Officially in charge of the investigation is police Lieutenant Elliott (Lakeith Stanfield), but also present is the famous private detective Benoit Blanc (Daniel Craig) who has been hired by person or persons unknown. More suspicious than the Lieutenant, he is not so sure that Thrombey died by his own hand, the manner of death being by knife.
|The family that had gathered for the birthday party consists of eldest daughter Linda Drysdale (Jamie Lee Curtis) and her listless husband Richard (Don Johnson); youngest son Walt (Michael Shannon), who managed Thrombey’s lucrative publishing house; daughter-in-law (Toni Collette), widow of a deceased son. Showing up for the reading of the will but absent from the funeral is grandson Ransom (Chris Evans), eager to collect his due from the will. Not related by blood, but “considered one of the family,” as all of the above assure her, is Marta Cabrera (Ana de Armas), Harlan Thrombey’s caretaker. She had been serving him so faithfully that she had become his confidante after the old man had grown disgusted with his greedy family.
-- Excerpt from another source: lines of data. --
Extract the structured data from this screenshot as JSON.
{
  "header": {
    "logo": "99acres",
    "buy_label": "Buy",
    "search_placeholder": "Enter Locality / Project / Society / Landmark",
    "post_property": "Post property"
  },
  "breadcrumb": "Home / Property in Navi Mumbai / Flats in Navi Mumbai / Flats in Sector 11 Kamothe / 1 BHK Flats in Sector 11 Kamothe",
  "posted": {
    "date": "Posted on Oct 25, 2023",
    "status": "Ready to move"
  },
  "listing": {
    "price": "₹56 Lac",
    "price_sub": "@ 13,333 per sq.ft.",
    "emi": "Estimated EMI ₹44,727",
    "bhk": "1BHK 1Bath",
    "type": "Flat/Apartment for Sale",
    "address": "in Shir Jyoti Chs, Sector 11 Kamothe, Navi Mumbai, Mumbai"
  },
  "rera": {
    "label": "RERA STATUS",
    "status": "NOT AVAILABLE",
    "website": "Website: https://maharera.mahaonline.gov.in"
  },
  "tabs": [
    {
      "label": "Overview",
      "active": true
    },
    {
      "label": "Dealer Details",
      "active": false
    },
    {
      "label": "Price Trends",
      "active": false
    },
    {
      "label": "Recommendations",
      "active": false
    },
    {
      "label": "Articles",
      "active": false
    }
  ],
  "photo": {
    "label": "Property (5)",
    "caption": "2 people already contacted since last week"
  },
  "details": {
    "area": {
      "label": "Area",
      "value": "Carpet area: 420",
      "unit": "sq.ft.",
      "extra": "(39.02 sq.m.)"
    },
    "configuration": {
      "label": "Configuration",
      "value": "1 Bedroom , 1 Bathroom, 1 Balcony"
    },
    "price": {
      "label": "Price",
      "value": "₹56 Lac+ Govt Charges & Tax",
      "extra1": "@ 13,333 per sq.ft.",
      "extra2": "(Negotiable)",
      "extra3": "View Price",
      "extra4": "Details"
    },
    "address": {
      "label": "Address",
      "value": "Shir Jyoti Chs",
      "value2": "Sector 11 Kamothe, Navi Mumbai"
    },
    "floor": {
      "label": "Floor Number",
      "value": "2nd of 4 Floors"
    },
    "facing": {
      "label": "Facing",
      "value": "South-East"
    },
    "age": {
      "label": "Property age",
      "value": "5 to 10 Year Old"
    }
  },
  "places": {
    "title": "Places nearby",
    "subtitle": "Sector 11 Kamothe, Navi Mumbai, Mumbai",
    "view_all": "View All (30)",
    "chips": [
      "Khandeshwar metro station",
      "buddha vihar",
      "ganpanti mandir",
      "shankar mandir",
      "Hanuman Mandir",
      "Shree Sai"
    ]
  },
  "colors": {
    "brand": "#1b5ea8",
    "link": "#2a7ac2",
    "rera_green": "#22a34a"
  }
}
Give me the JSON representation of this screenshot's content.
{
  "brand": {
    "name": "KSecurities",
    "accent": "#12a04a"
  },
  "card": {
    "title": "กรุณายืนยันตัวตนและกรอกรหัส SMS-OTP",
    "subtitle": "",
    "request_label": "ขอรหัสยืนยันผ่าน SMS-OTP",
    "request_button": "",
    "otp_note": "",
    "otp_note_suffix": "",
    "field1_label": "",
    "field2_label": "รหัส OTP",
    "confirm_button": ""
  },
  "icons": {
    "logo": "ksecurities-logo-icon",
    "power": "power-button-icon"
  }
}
When at the will reading the startling news is that Harlan has left everything to Marta, the warm feelings toward the beneficiary quickly evaporate. Marta is as surprised as they are. She is soon in danger, and we learn that she actually knows how the old man had died, though by no means everything of the motivation or the identity of the person responsible. It will be up to Benoit Blanc, of course, to work through all the facts and motivations. He calls the mystery “a case with a hole in the middle. A donut.” As matters become more complicated, he says that it is” a donut hole within a donut hole.”
I have never been good at figuring out who “dun-its,” so I was more like a back seat passenger going along for the ride, but found it an agreeable trip. The critical remarks that some of the family members made about immigrants being unwelcome make the film relevant to present reality. And there is humor in the family claiming Marta is “one of the family” when they seem confused about where she came from, one saying “Uruguay,” and another “Brazil.” I suspect that neither person knew that the two countries spoke different languages! Apparently none of them has really talked with her in an attempt to get to know her as a person. Another draw of the film is the bizarre mansion and its contents, the place filled with paintings, massive furniture, statues and artifacts, the most prominent being an art piece incorporating in circular formation dozens of knives, swords, axes, and cleavers. The art director must have had fun gathering all the showy props.
You don’t have to be a crime mystery fan to enjoy this “donut hole within a donut hole” of a film.
This review will be in the January issue of VP along with a set of questions for reflection and/or discussion. If you have found reviews on this site helpful, please consider purchasing a subscription or individual issue in The Store.